Look over the entries and say how many lines include the word "firefox". Only the number, please.

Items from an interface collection
_ _ _ _
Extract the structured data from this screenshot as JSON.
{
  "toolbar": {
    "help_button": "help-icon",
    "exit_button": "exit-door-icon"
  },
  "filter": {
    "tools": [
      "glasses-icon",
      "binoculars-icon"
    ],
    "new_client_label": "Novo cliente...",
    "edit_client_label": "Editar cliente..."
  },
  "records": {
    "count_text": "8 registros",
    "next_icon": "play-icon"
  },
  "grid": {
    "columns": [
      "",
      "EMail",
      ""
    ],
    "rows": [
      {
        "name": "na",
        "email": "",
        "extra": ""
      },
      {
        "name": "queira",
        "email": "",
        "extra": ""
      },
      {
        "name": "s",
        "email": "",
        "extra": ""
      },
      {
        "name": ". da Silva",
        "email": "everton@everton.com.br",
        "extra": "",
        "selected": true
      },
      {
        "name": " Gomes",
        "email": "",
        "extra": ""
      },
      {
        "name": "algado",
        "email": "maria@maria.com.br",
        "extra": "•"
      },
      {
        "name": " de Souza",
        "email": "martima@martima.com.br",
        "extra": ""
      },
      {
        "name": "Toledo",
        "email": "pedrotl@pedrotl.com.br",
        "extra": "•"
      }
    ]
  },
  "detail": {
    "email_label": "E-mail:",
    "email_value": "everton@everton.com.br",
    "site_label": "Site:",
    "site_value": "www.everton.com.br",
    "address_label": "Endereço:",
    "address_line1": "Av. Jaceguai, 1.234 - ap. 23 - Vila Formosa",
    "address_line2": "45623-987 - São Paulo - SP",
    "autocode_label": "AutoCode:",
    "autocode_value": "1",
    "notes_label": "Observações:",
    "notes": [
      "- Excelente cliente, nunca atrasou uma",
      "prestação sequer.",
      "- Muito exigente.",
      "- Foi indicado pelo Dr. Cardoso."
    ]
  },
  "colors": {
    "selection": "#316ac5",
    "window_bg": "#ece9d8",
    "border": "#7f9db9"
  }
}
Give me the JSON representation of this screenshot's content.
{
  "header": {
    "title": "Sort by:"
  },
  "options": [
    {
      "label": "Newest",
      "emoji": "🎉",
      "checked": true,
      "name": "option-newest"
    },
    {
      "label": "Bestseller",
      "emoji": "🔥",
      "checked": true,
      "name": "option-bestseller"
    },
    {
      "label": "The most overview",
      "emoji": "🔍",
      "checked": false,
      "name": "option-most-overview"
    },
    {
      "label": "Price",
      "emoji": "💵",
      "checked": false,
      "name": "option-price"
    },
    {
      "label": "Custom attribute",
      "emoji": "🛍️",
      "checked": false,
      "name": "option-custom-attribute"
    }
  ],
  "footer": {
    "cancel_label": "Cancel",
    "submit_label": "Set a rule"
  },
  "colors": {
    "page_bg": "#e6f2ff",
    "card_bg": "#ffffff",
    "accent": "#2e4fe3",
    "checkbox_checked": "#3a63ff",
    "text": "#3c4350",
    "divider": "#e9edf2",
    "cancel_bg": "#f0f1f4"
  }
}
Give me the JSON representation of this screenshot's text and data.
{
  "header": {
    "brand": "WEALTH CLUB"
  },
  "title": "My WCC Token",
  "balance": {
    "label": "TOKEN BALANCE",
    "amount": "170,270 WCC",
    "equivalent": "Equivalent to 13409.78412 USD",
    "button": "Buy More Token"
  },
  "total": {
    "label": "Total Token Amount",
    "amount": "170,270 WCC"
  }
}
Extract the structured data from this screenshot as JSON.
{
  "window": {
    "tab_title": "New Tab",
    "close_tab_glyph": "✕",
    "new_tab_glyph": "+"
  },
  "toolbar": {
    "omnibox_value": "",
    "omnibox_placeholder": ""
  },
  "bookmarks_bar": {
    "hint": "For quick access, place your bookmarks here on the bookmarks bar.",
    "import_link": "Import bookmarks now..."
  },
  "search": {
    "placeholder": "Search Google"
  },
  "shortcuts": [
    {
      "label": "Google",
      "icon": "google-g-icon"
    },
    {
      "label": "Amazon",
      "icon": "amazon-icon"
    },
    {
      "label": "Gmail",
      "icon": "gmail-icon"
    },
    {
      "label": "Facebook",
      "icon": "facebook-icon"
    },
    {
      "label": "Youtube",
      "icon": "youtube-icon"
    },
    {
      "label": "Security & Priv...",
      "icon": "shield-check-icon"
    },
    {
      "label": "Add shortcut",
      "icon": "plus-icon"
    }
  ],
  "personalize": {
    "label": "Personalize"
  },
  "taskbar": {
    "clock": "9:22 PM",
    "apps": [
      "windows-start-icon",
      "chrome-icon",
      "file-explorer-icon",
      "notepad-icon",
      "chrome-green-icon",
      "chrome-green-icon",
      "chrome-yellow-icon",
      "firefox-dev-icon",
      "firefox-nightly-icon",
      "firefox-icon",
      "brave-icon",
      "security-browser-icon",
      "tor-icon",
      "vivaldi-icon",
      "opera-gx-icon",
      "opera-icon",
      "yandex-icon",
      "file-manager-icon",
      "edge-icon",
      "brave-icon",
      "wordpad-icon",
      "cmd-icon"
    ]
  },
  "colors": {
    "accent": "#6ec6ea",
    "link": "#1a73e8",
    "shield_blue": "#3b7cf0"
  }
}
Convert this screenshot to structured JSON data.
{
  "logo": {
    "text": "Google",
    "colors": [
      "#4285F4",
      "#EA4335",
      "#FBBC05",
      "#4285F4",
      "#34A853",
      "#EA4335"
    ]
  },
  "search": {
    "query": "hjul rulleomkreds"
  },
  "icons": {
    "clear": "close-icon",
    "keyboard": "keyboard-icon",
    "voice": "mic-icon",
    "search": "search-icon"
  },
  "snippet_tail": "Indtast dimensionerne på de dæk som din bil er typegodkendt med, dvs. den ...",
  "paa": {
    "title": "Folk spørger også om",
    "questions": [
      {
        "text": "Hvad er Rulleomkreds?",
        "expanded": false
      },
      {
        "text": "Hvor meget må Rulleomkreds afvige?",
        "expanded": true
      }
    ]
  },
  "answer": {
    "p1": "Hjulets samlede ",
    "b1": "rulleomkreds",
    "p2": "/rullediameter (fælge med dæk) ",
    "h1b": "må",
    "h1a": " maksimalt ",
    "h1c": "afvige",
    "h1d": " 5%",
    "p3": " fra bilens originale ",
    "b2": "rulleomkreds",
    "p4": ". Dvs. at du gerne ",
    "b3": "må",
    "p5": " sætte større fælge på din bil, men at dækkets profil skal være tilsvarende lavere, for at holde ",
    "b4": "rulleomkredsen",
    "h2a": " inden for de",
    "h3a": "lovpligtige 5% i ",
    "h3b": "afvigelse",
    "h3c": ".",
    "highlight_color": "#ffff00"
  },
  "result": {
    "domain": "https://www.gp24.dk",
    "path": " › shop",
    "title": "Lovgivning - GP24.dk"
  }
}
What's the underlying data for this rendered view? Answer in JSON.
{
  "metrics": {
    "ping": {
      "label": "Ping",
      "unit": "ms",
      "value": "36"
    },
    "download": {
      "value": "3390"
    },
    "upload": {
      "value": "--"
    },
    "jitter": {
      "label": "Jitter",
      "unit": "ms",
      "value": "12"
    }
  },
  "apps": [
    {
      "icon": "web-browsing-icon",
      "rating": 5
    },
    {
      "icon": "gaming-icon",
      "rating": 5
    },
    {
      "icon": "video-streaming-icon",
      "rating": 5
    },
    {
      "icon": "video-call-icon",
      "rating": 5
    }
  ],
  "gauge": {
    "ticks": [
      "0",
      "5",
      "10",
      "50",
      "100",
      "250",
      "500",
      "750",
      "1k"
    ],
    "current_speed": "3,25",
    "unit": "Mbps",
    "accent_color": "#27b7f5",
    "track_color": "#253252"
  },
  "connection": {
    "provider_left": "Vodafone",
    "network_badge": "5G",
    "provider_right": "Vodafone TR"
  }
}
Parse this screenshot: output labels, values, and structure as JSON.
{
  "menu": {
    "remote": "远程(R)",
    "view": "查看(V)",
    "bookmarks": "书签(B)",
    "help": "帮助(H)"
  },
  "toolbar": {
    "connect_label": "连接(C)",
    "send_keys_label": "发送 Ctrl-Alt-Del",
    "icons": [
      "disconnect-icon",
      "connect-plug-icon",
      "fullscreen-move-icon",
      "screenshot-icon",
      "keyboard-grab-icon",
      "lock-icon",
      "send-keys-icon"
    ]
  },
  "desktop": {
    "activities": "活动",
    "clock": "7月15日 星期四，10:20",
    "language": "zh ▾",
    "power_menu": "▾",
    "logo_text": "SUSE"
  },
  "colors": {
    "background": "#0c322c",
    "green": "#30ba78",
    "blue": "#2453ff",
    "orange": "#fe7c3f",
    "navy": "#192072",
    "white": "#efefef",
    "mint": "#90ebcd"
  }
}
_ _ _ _
▶ **Solution**:
3